In Lamb v. People, 219 Ill. 399, it was held that the failure of the record to show that an officer was sworn to take charge of the jury, or that a sworn officer did take charge of the jury, cannot be considered where these facts are not shown by a bill of exceptions and it does not appear that the accused objected to the irregularity at the trial.

In People v. Newsome, 291 Ill. 11, it was said: “Counsel for plaintiff in error say they could not waive the objection because they did not know until after the trial that *222the officer was not sworn. It is the duty of plaintiff in error and counsel to take notice of all the steps taken in the progress of the trial, and they have no right to stand by and permit irregular proceedings to take place and then argue such irregularities to be error. Counsel could have ascertained whether or not the officer was sworn, before the jury retired in the officer’s charge, if proper steps had been taken to ascertain such information.” To the same effect are Goldsmith v. State, 22 S. W. 405, State v. Emile, 74 So. 163, Stair v. Smith, 299 S. W. 660, and St. Louis Railroad Co. v. Hairston, 188 id. 838.

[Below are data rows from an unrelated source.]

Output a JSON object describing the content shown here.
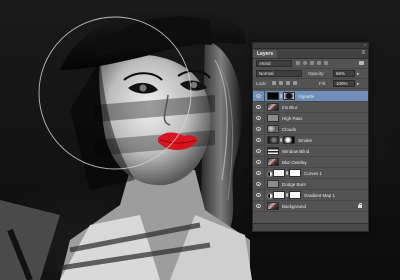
{
  "panel": {
    "title": "Layers",
    "filter_kind": "Kind",
    "blend_mode": "Normal",
    "opacity_label": "Opacity:",
    "opacity_value": "66%",
    "lock_label": "Lock:",
    "fill_label": "Fill:",
    "fill_value": "100%",
    "menu_icon": "panel-menu-icon"
  },
  "layers": [
    {
      "name": "Vignette",
      "selected": true,
      "thumb": "black",
      "mask": "vignette",
      "adjust": false
    },
    {
      "name": "Iris Blur",
      "selected": false,
      "thumb": "photo",
      "mask": null,
      "adjust": false
    },
    {
      "name": "High Pass",
      "selected": false,
      "thumb": "gray",
      "mask": null,
      "adjust": false
    },
    {
      "name": "Clouds",
      "selected": false,
      "thumb": "clouds",
      "mask": null,
      "adjust": false
    },
    {
      "name": "Smoke",
      "selected": false,
      "thumb": "smoke",
      "mask": "smoke",
      "adjust": false
    },
    {
      "name": "Window Blind",
      "selected": false,
      "thumb": "stripes",
      "mask": null,
      "adjust": false
    },
    {
      "name": "Blur Overlay",
      "selected": false,
      "thumb": "photo",
      "mask": null,
      "adjust": false
    },
    {
      "name": "Curves 1",
      "selected": false,
      "thumb": "white",
      "mask": "white",
      "adjust": true
    },
    {
      "name": "Dodge Burn",
      "selected": false,
      "thumb": "gray",
      "mask": null,
      "adjust": false
    },
    {
      "name": "Gradient Map 1",
      "selected": false,
      "thumb": "white",
      "mask": "white",
      "adjust": true
    },
    {
      "name": "Background",
      "selected": false,
      "thumb": "photo",
      "mask": null,
      "adjust": false,
      "locked": true
    }
  ],
  "colors": {
    "panel_bg": "#535353",
    "selection": "#6d8fb9",
    "lips": "#d8141f"
  }
}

Under the above authorities, upon the showing made, the judgment cannot be reversed on the ground that the prosecuting witness was not sworn.

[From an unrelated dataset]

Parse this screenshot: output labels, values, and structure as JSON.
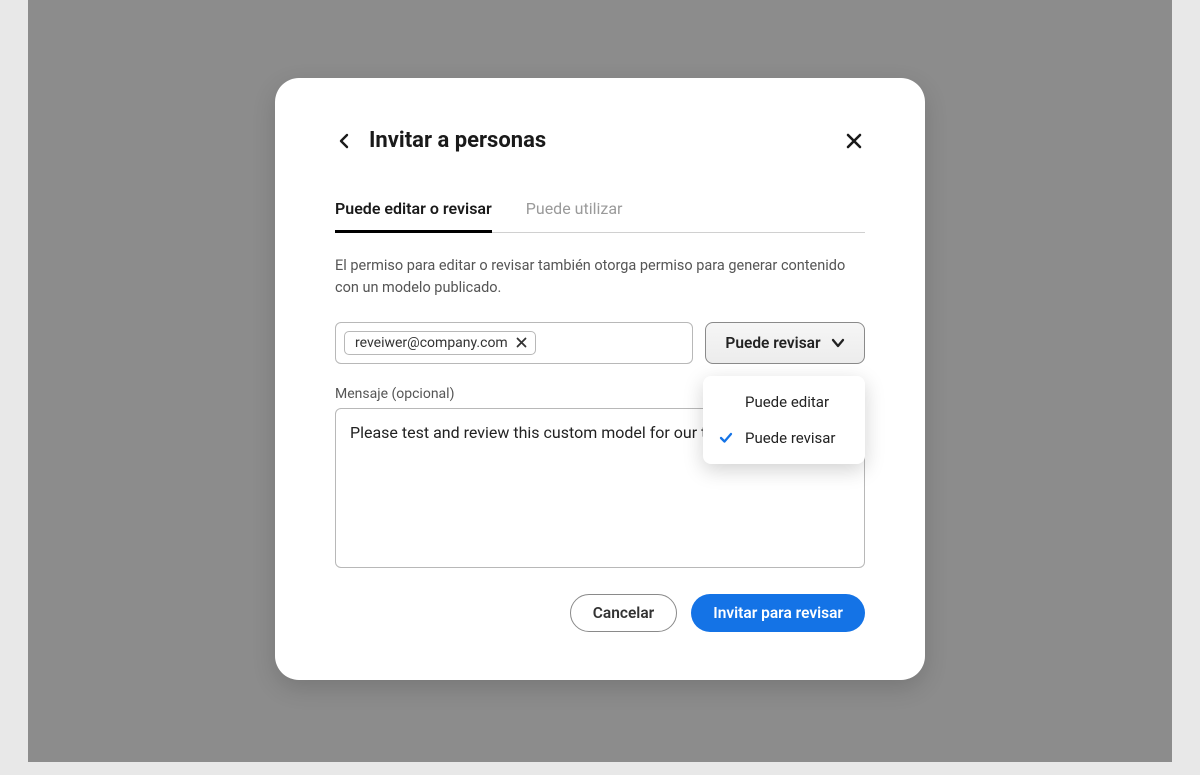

Defendant contends that the punishment is excessive. The statute fixes the punishment for rape at imprisonment in the penitentiary for not less than one year or for life, and the punishment is fixed by the verdict of the jury. While the verdict in this case is severe it is within the statutory limits. There is no contention that incompetent evidence was admitted, that improper remarks were made, that the jury were improperly instructed, or that the statute fixing the punishment is unconstitutional. The evidence shows that a married man thirty-eight years of age was guilty of rape on a child twelve years old. He was arrested in May, 1928. This did not serve as warning to him but he continued his attentions to the child and was guilty of assaulting her over three months after his arrest. This court cannot say that a punishment authorized by law is disproportionate to the nature of the offense unless the law itself is subject to that objection and is in violation of constitutional provisions. People v. Elliott, 272 Ill. 592.

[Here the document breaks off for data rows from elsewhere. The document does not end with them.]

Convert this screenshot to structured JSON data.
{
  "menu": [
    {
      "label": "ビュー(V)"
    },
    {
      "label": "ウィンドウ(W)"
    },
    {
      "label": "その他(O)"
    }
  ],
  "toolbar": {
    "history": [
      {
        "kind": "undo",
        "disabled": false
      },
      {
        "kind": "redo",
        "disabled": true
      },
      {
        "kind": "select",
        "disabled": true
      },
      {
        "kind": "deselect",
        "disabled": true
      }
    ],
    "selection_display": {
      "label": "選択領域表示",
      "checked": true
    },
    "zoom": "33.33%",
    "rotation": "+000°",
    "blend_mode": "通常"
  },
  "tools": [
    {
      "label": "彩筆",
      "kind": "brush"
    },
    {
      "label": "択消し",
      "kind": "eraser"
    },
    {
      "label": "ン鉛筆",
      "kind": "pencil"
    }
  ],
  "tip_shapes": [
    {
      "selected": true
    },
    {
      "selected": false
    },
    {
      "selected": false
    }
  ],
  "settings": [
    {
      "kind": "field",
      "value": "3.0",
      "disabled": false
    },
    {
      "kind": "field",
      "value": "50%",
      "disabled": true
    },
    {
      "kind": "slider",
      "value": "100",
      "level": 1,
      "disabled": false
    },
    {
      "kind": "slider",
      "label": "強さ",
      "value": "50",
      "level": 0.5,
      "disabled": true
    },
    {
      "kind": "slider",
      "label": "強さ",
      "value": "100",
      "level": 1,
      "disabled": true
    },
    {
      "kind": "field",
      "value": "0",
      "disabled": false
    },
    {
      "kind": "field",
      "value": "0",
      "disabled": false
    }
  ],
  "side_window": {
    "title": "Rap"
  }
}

Defendant insists that when the verdict was returned he made a motion for a new trial, which the court immediately overruled without a hearing, and that this was. error. In support of this contention it is insisted that by this ruling *223defendant was denied the right to call the court’s attention to the various provisions of the Parole law, for the purpose of showing that the verdict fixing his punishment at ninety-nine years in the penitentiary was not permissible; that he was denied the opportunity of presenting to the court the fact that there was no evidence of penetration, and that the testimony did not prove him guilty of rape but rather of taking indecent liberties. In People v. Moretti, 330 Ill. 422, it was held that the refusal of the court to permit defendant’s counsel to argue a motion for a new trial was not error where the trial was short, the questions few and simple and there was no showing of prejudice, and that the court’s action in allowing the motion to be filed and then overruling it, preserved to defendant the same rights he would have had if the same action had been taken after extensive argument. In this case there were only five witnesses who testified for the People and one for the defendant. The evidence in the bill of exceptions covers only thirteen pages of the abstract. The questions of law were few and simple. No showing was rñade by defendant as to any fact not preserved by the record. The motion for a new trial was not overruled on the last day of the term, and if defendant had any affidavits to present to the court he had ample opportunity after that time to do so. All of the questions now urged for reversal are properly before this court for review and defendant’s rights were properly protected.

We find no reversible error, and the judgment is affirmed.

Per Curiam : The foregoing opinion reported by Mr. Commissioner Partlow is hereby adopted as the opinion of the court, and judgment is entered in accordance therewith.

Judgment affirmed.